## EXERCISE REQUIREMENTS
Lines holding the string "Databases" are the ones to copy; find them all in the data.

Dataset rows for apps and sites:

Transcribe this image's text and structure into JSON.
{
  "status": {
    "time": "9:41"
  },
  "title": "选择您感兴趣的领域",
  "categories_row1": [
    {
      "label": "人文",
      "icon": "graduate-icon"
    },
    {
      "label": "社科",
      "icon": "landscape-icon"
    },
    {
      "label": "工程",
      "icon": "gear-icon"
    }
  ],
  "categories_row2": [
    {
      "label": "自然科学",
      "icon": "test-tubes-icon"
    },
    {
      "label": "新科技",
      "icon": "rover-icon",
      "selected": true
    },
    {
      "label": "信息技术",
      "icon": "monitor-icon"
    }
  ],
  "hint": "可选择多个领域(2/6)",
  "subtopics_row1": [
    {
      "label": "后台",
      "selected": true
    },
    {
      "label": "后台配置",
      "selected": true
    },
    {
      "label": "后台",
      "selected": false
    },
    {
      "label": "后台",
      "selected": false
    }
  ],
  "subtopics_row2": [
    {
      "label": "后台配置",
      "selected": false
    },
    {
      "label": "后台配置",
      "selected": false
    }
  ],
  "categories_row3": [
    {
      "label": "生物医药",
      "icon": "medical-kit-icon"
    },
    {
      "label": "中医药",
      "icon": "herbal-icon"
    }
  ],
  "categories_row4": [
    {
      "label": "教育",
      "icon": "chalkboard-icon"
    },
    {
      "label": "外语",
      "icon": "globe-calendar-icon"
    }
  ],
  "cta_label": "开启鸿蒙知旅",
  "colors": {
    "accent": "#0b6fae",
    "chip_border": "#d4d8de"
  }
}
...
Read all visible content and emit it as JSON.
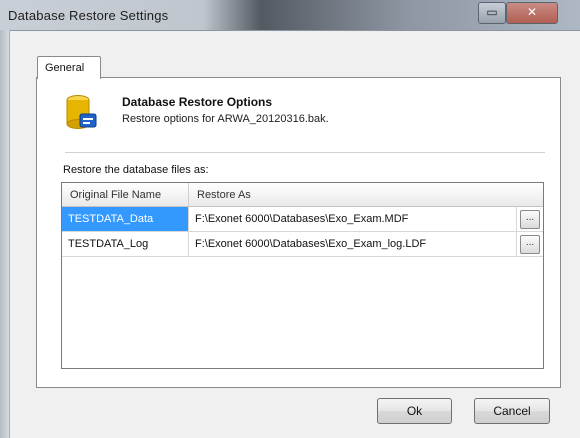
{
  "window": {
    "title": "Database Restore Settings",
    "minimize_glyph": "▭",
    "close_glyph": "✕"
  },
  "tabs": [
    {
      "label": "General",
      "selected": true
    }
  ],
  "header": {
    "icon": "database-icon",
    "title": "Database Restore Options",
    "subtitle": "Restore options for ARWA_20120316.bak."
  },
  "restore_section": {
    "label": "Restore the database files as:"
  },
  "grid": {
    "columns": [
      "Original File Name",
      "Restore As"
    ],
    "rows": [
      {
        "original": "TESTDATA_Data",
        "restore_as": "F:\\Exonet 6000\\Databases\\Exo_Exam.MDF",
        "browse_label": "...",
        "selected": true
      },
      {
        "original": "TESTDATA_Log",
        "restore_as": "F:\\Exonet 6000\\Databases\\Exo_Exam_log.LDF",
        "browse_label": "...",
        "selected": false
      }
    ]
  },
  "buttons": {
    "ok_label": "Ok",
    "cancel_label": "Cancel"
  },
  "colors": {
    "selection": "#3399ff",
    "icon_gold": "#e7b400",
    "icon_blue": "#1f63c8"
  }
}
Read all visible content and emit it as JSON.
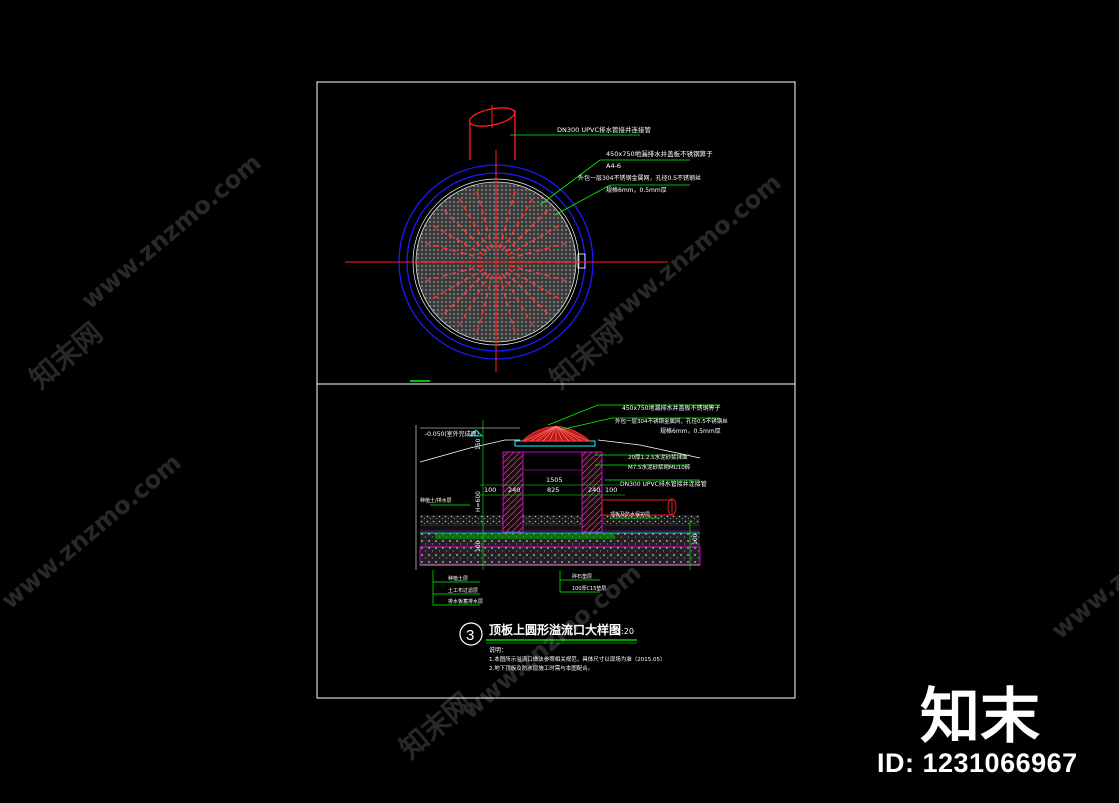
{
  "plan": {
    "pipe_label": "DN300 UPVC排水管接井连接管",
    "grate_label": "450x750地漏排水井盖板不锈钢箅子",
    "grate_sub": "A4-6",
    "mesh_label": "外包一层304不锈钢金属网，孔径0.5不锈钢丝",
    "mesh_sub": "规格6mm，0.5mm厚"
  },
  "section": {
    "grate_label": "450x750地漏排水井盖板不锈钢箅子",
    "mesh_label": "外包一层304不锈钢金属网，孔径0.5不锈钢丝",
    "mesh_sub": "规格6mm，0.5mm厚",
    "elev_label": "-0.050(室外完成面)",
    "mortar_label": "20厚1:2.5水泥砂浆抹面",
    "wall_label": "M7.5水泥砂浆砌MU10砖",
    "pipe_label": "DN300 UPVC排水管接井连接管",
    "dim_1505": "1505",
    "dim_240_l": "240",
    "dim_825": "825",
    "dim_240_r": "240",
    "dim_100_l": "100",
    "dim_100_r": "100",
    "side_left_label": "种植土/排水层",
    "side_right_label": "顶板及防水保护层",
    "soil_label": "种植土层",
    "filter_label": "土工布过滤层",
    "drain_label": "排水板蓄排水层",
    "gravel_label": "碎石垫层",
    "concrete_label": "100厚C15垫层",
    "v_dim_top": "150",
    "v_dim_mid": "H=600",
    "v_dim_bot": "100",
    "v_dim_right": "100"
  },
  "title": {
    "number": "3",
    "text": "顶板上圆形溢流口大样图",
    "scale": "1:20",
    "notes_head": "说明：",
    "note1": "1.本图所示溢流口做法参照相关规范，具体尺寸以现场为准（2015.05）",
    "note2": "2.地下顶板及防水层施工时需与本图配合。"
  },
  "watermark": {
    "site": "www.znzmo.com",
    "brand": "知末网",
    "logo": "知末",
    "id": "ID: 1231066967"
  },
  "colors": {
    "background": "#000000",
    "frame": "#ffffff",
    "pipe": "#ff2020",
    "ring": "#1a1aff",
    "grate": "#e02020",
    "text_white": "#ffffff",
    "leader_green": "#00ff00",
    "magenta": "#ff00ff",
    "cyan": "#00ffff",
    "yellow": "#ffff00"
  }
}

## SOLUTION
        "restore_as": "F:\\Exonet 6000\\Databases\\Exo_Exam.MDF",
        "restore_as": "F:\\Exonet 6000\\Databases\\Exo_Exam_log.LDF",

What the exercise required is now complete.